Tolls set to rise on San Francisco area bridges; legal challenge continues

December 22, 2021

Keith Goble


Toll increases are days away from taking effect on seven bridges in the San Francisco area. What ultimately happens with the money is not yet certain.

The second of three scheduled toll increases approved by voters three years ago is set to take effect the first of the year.

A lawsuit awaiting review in the California Supreme Court will determine whether the voter-approved initiative to raise bridge tolls will be upheld.

Regional Measure 3

In June 2018, voters in the San Francisco area approved Regional Measure 3 to pay more to cross bridges to secure more money for transportation work throughout the region.

By a 55% to 45% margin, voters in the city and county of San Francisco and the other eight Bay Area counties approved a question to double bridge tolls. The additional revenue is touted to help get $4.45 billion in transportation work done over the next 25 years, including a project to reduce truck traffic.

Approval of Measure 3 required a simple majority of votes cast in all nine counties.

A majority of voters in Alameda, Contra Costa, Marin, Napa, San Francisco, San Mateo, Santa Clara, Solano and Sonoma counties agreed to increase toll rates by $3 over six years on the seven state-operated bridges in the area.

The Golden Gate Bridge is exempt. The bridge is run independently of the state.

The first $1 increase took effect on Jan. 1, 2019. Another increase is slated to take effect on Jan. 1, 2022. The third of three increases is set for Jan. 1, 2025.

After 2025, tolls could be increased for inflation.

Additional toll revenue collected since the first increase has topped $300 million. The revenue is being held in escrow awaiting the outcome of legal challenges. Revenue resulting from the upcoming toll increase also will be put into escrow.

California Supreme Court to settle issue

The Howard Jarvis Taxpayers Association challenged the measure’s outcome. The group argues that tolls are a tax.

California law requires two-thirds of voters to approve a change in tax collection.

In 2020, the First District Court of Appeals sided with the Metropolitan Transportation Commission and the Bay Area Toll Authority that the tolls are not taxes. Instead, the court agreed the higher tolls are a fee increase.

A San Francisco superior court had the same interpretation.

The issue has since been sent to the California Supreme Court. If the court rules in favor of challengers, funds collected since 2019 will be returned to bridge users.

Truck projects included

Approval of Measure 3 is touted to benefit 35 projects intended to take vehicles off the road and eliminate bottlenecks on the Bay Area’s most heavily traveled routes.

An estimated $160 million will be designated for projects to reduce truck traffic congestion and mitigate environmental effects.

Eligible projects include improvements in Alameda County to enable more goods to be shipped by rail, and access improvements to Interstates 580, 80 and 880, and to the Port of Oakland.

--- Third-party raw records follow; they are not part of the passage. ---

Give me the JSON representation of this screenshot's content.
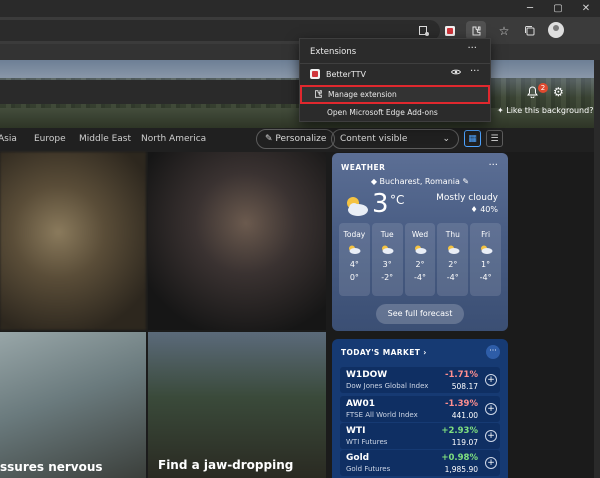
{
  "window": {
    "controls": {
      "minimize": "─",
      "maximize": "▢",
      "close": "✕"
    }
  },
  "toolbar": {
    "icons": [
      "tracking-icon",
      "bttv-icon",
      "extensions-icon",
      "favorites-icon",
      "collections-icon",
      "profile-avatar"
    ]
  },
  "extensions_popup": {
    "title": "Extensions",
    "more": "···",
    "items": [
      {
        "name": "BetterTTV",
        "visible_icon": "eye-icon",
        "more": "···"
      }
    ],
    "manage_label": "Manage extension",
    "addons_label": "Open Microsoft Edge Add-ons",
    "highlight_color": "#e0282e"
  },
  "hero": {
    "notification_count": "2",
    "like_background": "Like this background?"
  },
  "nav": {
    "categories": [
      "Asia",
      "Europe",
      "Middle East",
      "North America"
    ],
    "personalize": "Personalize",
    "content_visibility": "Content visible"
  },
  "news": {
    "headline_left": "ssures nervous",
    "headline_right": "Find a jaw-dropping"
  },
  "weather": {
    "label": "WEATHER",
    "location": "Bucharest, Romania",
    "temperature": "3",
    "unit": "°C",
    "condition": "Mostly cloudy",
    "precipitation": "40%",
    "forecast_button": "See full forecast",
    "days": [
      {
        "name": "Today",
        "high": "4°",
        "low": "0°"
      },
      {
        "name": "Tue",
        "high": "3°",
        "low": "-2°"
      },
      {
        "name": "Wed",
        "high": "2°",
        "low": "-4°"
      },
      {
        "name": "Thu",
        "high": "2°",
        "low": "-4°"
      },
      {
        "name": "Fri",
        "high": "1°",
        "low": "-4°"
      }
    ]
  },
  "market": {
    "title": "TODAY'S MARKET",
    "more": "···",
    "rows": [
      {
        "symbol": "W1DOW",
        "name": "Dow Jones Global Index",
        "change": "-1.71%",
        "price": "508.17",
        "direction": "down"
      },
      {
        "symbol": "AW01",
        "name": "FTSE All World Index",
        "change": "-1.39%",
        "price": "441.00",
        "direction": "down"
      },
      {
        "symbol": "WTI",
        "name": "WTI Futures",
        "change": "+2.93%",
        "price": "119.07",
        "direction": "up"
      },
      {
        "symbol": "Gold",
        "name": "Gold Futures",
        "change": "+0.98%",
        "price": "1,985.90",
        "direction": "up"
      }
    ]
  }
}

A separate project covers I-80 westbound truck scales. Specifically, $105 million is set to be allotted to “improve freight mobility, reliability, and safety” on the I-80 corridor by funding improvements to the westbound truck scales in Solano County.

Jan. 1 increase

Tolls will rise by $1 on Jan. 1: to $7 for two-axle vehicles, $17 for axles, $22 for four axles, $27 for five axles, $32 for six axles, and $37 for combinations with seven or more axles.

Discounts are available for certain motorists. LL

More Land Line coverage of news from California is available.


Keith Goble has been covering trucking-related laws since 2000. His daily web reports, radio news and “OOIDA’s State Watch” in Land Line Magazine are the industry’s premier sources for information regarding state legislative affairs.